    The carved relief on the frieze around the centre of the vase is a narrative of the closing stages of the Battle of Waterloo with the Duke of Wellington on his horse, Copenhagen, at the centre of a cavalry and infantry charge.  The Emperor Napoleon is about to mount his horse to retreat from the battlefield, havng been warned by his Marmaluk attendant of Wellington's approach.

    The handles of the vase are personifications of winged Victory and Defeat, the latter cowering behind a shield. Above Victory is a third and smaller panel illustrating an allegory of Peace presenting the Prince Regent with a palm and Europe emerging from a refuge beneath a throne. Below the reliefs is a stylised interlaced decoration of national emblems - roses, shamrocks, thistles and a crown. The whole is supported by a gadrooned torus and a spreading socle foot mounted on circular and square plinths and a large square stone stand.

    The large piece of fine Carrara marble was reserved by the Emperor Napoleon in 1812 in Italy en route to the Russian front. He commissioned a monumental classical vase to commemorate his anticipated triumphs in Russia. The finished article was intended to be the centrepiece of the palace he was planning for his infant son, the King of Rome, in the Paris area of Chaillot as part of an 'imperial city';  the designers Fontain and Piercier considered it would be 'the vastest and and most extraordinary work of our century'. Neither the anticipated triumphs in eastern Europe nor the 'imperial city' materialised;  the plans for 'a Kremlin a hundred times more beautiful than Moscow's' were abandoned after the Emperor's first abdication in 1814.

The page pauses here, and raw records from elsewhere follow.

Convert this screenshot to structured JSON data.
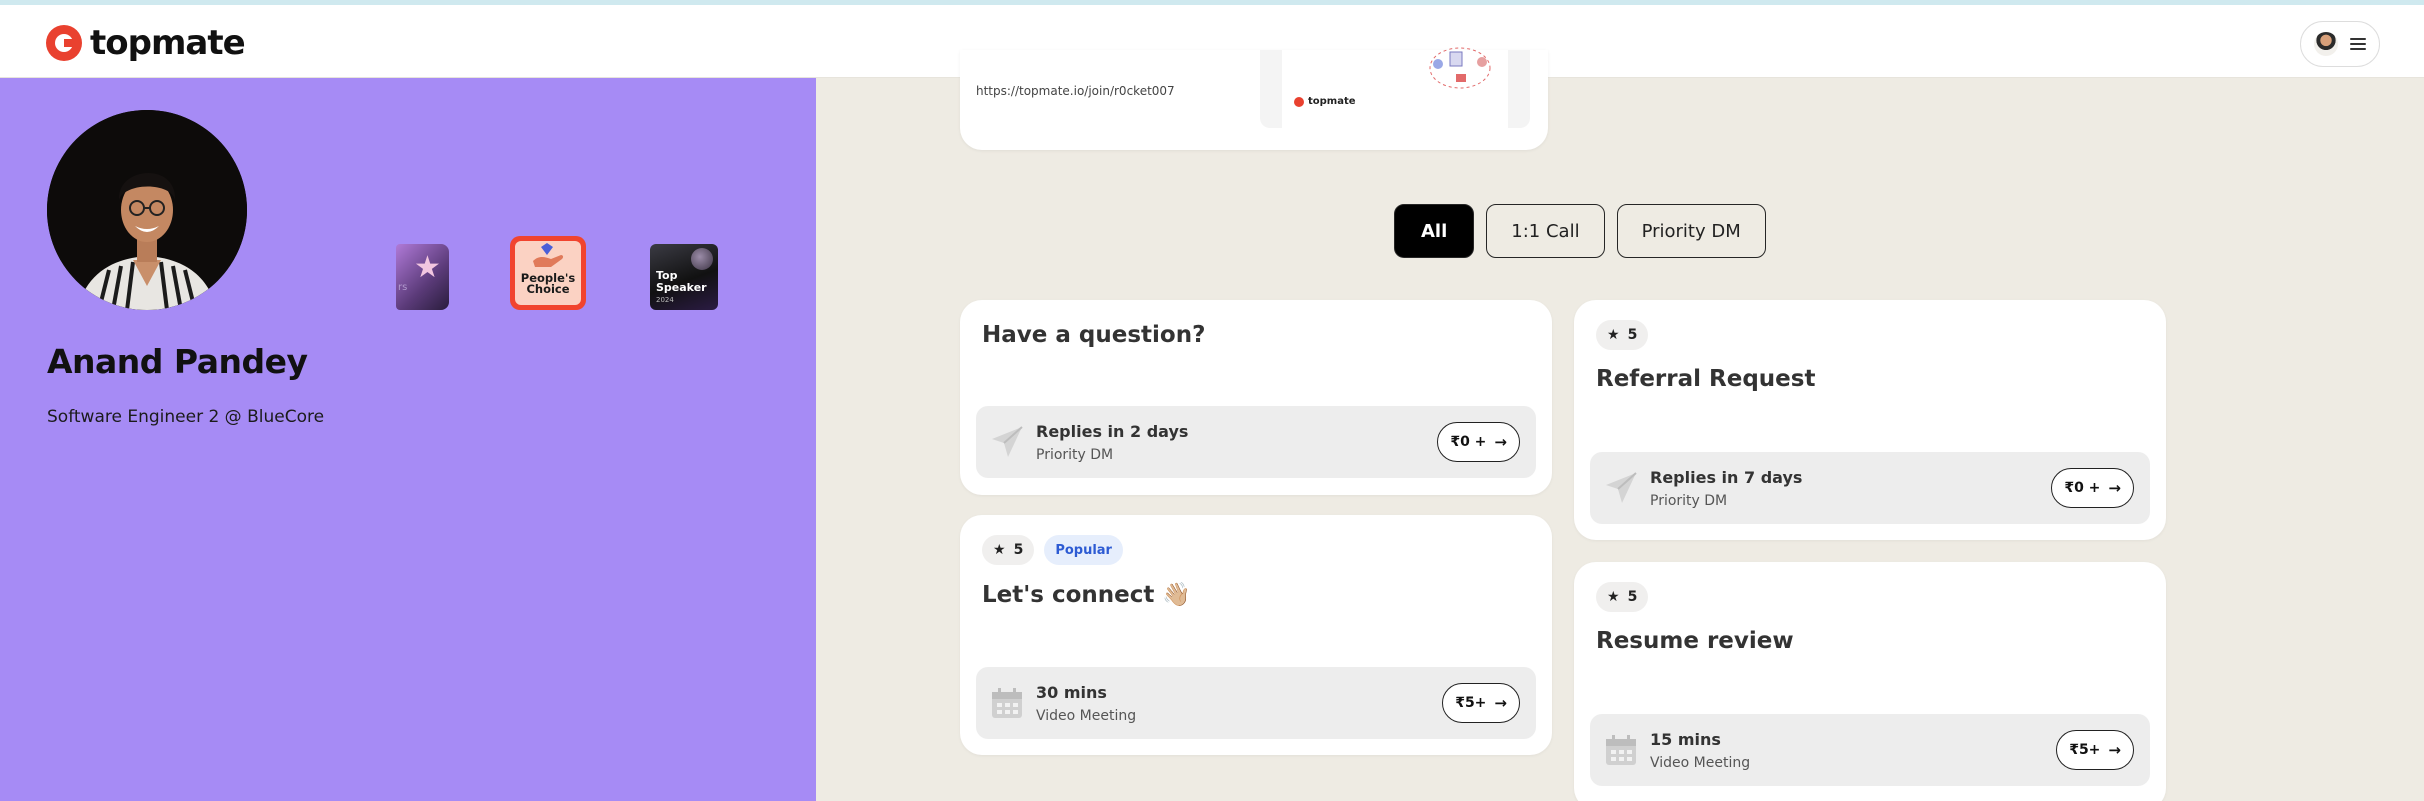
{
  "app": {
    "logo_text": "topmate"
  },
  "profile": {
    "name": "Anand Pandey",
    "headline": "Software Engineer 2 @ BlueCore",
    "badges": [
      {
        "label": "People's Choice"
      },
      {
        "label": "Top Speaker",
        "year": "2024"
      }
    ]
  },
  "share": {
    "url": "https://topmate.io/join/r0cket007",
    "preview_logo": "topmate"
  },
  "filters": {
    "all": "All",
    "call": "1:1 Call",
    "dm": "Priority DM"
  },
  "services": {
    "question": {
      "title": "Have a question?",
      "meta": "Replies in 2 days",
      "type": "Priority DM",
      "price": "₹0 +"
    },
    "connect": {
      "rating": "5",
      "popular": "Popular",
      "title": "Let's connect 👋🏼",
      "meta": "30 mins",
      "type": "Video Meeting",
      "price": "₹5+"
    },
    "referral": {
      "rating": "5",
      "title": "Referral Request",
      "meta": "Replies in 7 days",
      "type": "Priority DM",
      "price": "₹0 +"
    },
    "resume": {
      "rating": "5",
      "title": "Resume review",
      "meta": "15 mins",
      "type": "Video Meeting",
      "price": "₹5+"
    }
  },
  "colors": {
    "sidebar": "#a68bf5",
    "page_bg": "#eeebe3",
    "brand": "#e9412f",
    "popular_text": "#2d5bd3"
  }
}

    In 1815 the Grand Duke of Tuscany offered the marble to The Prince Regent.  The ambassador to Florence, Lord Burghersh, negotiated the Prince's acceptance of the gift and Sir Richard Westmacott was commissioned to carve a new version of the vase. Sir Richard is known to have received £4,500 in 1819, possibly an advance payment; in 1827 he submitted a bill for £240 9s. for machinery to turn the vase; he was paid in May 1831 by the late King's executors.

    The finished vase was too heavy to install in its intended location in the Waterloo Chamber at Windsor Castle.  In 1835 William IV presented it to the National Gallery (then under construction in Trafalgar Square). Thereafter it moved a number of times: first to Gloucester Gate in Hyde Park, into store at the South Kensington Museum (now the Victoria & Albert Museum) and, finally, in 1903 Edward VII accepted it for installation in the gardens of Buckingham Palace.

    The vase features in one of the most iconic photographs taken of of Queen Elizabeth taken in 1939 by Cecil Beaton (RCIN 2315149).

  • Medium and techniques



    H 18' x dia.8' 9", weight 'little short' of 40 tons (whole object)

    550 x 267 x 267 cm (whole object)